Oh, the horror! I'm on the obesity cusp, which, now I think about it, is a good name for a fat rock band, Obesity Cusp, or else for a portly Victorian jewel thieif and international spy.
Saturday, 6 November 2010
There are five thousand stories in The Bush of Shepherds, and this is one of them. (The picture is another story altogether.) Last week, I found a black Nokia phone on the tube, and since then have been attempting to reunite phone with owner. Unfortunately, the owner of the phone doesn't speak very good English, and so I have been negotiating the terms of return with various of his friends.
Someone rang me last Saturday and I told him I would be free all day Sunday to meet up and hand the phone over. No one rang. Then I had a call Friday morning, and gave someone else my address so that they come and pick it up. It took about twenty minutes to spell out the name of the street, and consequently I suspect no one wrote anything down as no one turned up.
Today, however, I was coming out of the second hand CD shop in Shepherds Bush when my phone rang again.
'It's about this phone, Mr Rob,' the man said. 'We are not sure how far away you are.'
'Where are you now?' I asked.
'Shepherds Bush,' he said.
'So am I,' I said. 'I'll meet you outside Morrisons in five minutes. I'm wearing headphones and a green parkah.'
I'm not sure why I handed out the physical description. There was no one else but me waiting outside Morrisons. In retrospect I regret giving him the short notice as a few minutes later a rather breathless pair of Turkish men staggered round the corner and waved at me.
They were effusively thankful, which was nice. I was a little disappointed that no one suggested sexual favours by way of a reward, but c'est la vie.
The next time I find a phone on the train however, I'm handing it in to someone official and letting them deal with it.

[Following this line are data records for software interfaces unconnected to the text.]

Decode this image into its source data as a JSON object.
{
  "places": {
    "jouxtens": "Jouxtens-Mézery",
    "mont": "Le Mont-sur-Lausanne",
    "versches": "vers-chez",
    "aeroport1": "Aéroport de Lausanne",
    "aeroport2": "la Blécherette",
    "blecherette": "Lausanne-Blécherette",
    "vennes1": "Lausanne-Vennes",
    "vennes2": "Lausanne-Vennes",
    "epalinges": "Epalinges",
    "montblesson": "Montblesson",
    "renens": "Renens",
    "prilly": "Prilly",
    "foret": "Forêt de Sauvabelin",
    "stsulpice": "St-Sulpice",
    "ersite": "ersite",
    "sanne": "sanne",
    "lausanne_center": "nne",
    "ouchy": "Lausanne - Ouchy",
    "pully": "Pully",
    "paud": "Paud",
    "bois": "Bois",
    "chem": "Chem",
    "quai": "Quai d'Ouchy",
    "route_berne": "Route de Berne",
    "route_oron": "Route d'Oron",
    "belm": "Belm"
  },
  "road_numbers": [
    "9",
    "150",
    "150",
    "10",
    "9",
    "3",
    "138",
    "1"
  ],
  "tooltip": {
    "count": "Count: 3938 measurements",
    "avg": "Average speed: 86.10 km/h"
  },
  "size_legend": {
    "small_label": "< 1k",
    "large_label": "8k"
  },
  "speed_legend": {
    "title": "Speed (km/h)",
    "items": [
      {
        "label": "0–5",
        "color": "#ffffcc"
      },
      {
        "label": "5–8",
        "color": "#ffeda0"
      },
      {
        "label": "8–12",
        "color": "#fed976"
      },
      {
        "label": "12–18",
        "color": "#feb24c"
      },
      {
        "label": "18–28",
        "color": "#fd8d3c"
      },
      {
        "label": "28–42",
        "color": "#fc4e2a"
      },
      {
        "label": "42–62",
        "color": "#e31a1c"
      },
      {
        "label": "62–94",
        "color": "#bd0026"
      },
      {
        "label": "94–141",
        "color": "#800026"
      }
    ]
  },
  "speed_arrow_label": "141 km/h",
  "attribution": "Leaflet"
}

This is my street. Even without the long infrared exposure it's a bit of a surreal area in itself, tucked away between Housing Estates and within two minutes walk of an Underground Station that no one has ever heard of.
Christie, West London's best known serial killer, lived just around the corner and frequented what was my local pub. I was barred once, for two days, for impuning the honour of the landlord's wife. Sadly, it was turned into a hideous theme bar in the Eighties, with decor so garish that no one dared enter. It was closed within weeks and then demolished. I think there might be a community centre there now. I've never thought of change as being a particularly good thing. In this case I am right.
Thursday, 4 November 2010
I think it might be interesting to post a photograph a day for the next month or so. I'm a surrealist at heart and firmly believe that surreal situations occur everywhere, but that only certain people can see them and make them visible to others.
Whilst on the South Bank this summer I turned a corner and was confronted by this gentleman, in the act of assembling some form of costume. The lady emerged from around the corner just as I raised the camera, and adds somehow to the strangeness of the scene.
Wednesday, 3 November 2010
My experimental photography has taken a strange turn, as you can see. There's very little photoshop involvement, apart from a black and white conversion and some dodging and burning. It's all old-fashioned smoke and mirrors. Hopefully, I can post some more when I've developed the technique a bit further.